And again with full sandhi, but some seperation for clarity. Compound words marked but seperated, and consonants not clustered together, as happens in various Indic scripts.
etasmin vajra.mahāyāne ye kecid anupacita.kuśala.vāsanā.santānāḥ, samāropita bhāva.bhāvanāḥ,svavikalpā.nila.preya.māṇa-matayaḥ,sakala-kalikāla.kalaṅka.paṅka.paṭala-malīmasa-mānasāḥ,asamadhigata-saṁsāra.sāgara.taraṇa.upāyāḥ,svavikalpān alpa.saṅkalpita.dhiyaḥ,viṣama.granthi.sthā.nadainya patitāḥ,durbodha.grahā.veśa.vaśā.kulita cetasas anupāsitācāryāḥ, paramārtha.bhāvana upadeśarahitāḥ, śrīman.mahāsukha.vajrasattva tvam, analpa.kalpā.saṁkhyena api mārga.antareṇa adhigamyaṁ vajrayāna.upāya.yuktānām iha eva janmani anāyāsa.sādhya.sthira-sarva.bhāva [svabhāvam], anādi.nidha[na]m, anālayam, akhila.sattva.santānaṁ, svasaṁvedya.svabhāvam, mahāpuṇyahetum, adhigama.lakṣaṇaṁ, tad upāyabhū(taṁ) ca mahāvajrayānaṁ samastaya.anuttamam āgamaṁ lakṣaṇaṁ na pratipadyante, teṣām ajñā.nati.mira.paṭala.vini.vṛttaye yuktya āgamābhyām abhidhīyate kiñcit ||
If we want to have full clarity, but take a larger amount of space, which is an irrelevant concept in the digital format, we have:
etasmin vajramahāyāne ye kecit anupacita kuśala·vāsanā·santānās,
svavikalpāt alpa·saṅkalpita dhiyas,
viṣama·granthi·sthā nadainya patitās,
durbodha·grahā·veśa·vaśā·kulita·cetasas anupāsita acāryās,
śrīmat mahāsukha vajrasattva tvam,
analpa·kalpā·saṁkhyena api mārga͡ antareṇa adhigamyam vajrayāna͡·upāya·yuktānām iha iva janmani anāyāsa·sādhya·sthira-sarva·bhāva [svabhāvam],
tat upāya·bhū(taṁ) ca mahā vajrayānam samastayāna͡·uttamam āgamam lakṣaṇam na pratipadyante,
teṣām ajñānatimira·paṭala·vinivṛttaye yuktyā gamābhyām abhidhīyate kiñcit ||
What we see here is over a thousand years after Panini and his grammar. Please observe the extensive use of compound words. Something Panini did not anticipate, and which eventually will choke Sanskrit into incomprehensability. Śāntarakṣita was a logician and an excellent teacher of Sanskrit. Buddhism moved out of the Prakṛt languages over some centuries at an earlier stage than we see here.
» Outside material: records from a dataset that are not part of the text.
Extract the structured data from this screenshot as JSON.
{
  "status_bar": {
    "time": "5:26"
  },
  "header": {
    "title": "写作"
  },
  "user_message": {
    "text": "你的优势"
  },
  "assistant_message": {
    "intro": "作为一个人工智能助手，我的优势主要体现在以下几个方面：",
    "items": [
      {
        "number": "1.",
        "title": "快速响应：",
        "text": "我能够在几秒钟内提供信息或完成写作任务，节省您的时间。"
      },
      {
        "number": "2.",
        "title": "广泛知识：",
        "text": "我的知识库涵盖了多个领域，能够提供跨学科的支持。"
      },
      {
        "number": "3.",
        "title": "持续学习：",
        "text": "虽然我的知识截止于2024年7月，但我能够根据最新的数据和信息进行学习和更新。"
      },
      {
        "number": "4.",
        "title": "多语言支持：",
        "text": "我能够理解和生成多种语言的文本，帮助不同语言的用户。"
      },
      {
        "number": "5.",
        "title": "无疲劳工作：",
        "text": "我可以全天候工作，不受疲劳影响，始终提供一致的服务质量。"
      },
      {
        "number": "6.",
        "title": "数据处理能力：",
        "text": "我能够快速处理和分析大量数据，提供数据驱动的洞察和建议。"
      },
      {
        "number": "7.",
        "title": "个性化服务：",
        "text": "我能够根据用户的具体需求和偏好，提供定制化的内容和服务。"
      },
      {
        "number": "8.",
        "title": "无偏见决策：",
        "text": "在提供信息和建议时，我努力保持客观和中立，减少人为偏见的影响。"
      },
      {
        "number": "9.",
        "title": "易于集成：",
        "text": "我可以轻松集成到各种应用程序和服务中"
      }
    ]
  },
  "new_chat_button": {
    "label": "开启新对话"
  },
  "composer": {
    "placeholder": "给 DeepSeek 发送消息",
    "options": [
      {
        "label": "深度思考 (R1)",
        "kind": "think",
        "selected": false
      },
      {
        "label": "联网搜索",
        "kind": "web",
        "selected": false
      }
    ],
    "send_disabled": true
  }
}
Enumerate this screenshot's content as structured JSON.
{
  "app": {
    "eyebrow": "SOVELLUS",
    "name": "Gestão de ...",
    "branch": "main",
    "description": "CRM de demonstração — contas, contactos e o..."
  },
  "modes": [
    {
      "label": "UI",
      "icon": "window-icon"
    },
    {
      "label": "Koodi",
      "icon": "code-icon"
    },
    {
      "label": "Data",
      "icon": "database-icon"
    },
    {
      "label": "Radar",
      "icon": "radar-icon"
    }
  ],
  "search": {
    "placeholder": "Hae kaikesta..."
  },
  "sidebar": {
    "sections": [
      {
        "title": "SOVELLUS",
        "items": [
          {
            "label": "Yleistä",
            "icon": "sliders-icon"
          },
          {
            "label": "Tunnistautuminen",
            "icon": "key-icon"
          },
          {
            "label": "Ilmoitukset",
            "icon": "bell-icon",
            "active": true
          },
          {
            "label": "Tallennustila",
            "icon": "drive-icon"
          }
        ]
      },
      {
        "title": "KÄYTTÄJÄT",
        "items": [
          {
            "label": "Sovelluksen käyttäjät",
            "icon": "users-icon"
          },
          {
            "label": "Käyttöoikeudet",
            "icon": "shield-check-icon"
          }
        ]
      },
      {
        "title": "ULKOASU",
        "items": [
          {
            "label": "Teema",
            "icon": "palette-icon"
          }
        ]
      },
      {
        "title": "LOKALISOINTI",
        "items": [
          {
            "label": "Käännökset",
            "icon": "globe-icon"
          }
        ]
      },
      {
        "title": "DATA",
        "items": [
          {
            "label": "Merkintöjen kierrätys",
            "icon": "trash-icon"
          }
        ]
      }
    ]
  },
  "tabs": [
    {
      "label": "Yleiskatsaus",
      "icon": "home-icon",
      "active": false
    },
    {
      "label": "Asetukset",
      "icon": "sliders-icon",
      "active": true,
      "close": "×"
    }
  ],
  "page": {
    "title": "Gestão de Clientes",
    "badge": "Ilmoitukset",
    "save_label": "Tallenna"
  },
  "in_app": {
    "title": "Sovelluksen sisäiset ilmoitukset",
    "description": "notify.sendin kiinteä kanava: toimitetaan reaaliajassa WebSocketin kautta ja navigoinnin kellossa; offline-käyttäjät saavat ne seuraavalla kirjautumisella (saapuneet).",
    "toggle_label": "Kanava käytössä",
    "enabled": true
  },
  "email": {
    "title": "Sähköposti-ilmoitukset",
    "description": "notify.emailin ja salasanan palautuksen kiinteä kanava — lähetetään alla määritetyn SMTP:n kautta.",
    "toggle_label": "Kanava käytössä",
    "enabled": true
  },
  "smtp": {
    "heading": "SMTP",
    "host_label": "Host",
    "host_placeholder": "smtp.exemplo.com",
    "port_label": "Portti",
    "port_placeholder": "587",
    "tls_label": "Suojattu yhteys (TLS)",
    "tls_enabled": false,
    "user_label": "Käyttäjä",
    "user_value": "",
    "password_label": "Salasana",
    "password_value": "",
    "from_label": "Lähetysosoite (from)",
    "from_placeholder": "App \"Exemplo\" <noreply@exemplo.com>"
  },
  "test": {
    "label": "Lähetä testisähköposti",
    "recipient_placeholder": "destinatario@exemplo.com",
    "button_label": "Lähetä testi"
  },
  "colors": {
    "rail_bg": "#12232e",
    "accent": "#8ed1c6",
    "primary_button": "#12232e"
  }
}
The process was slow and at first very prakṛtik, but that is not to say it was a unique form of Sanskrit. Our sample here is quite mature, showing only some double consonants, which was the style of Sanskrit in the 8th century.
My hope is that this will inspire you to pursue your Buddhistic studies. Vast amounts of old texts are already translated, by the way, and you can be quite busy with those for a long time. It is said that Pali can be learned in two weeks if one knows Sanskrit already, as it simply is learning rules of transposing letters. I can not attest to this fact, but it is also claimed of prehomeric Greek and Vedic. Lets see!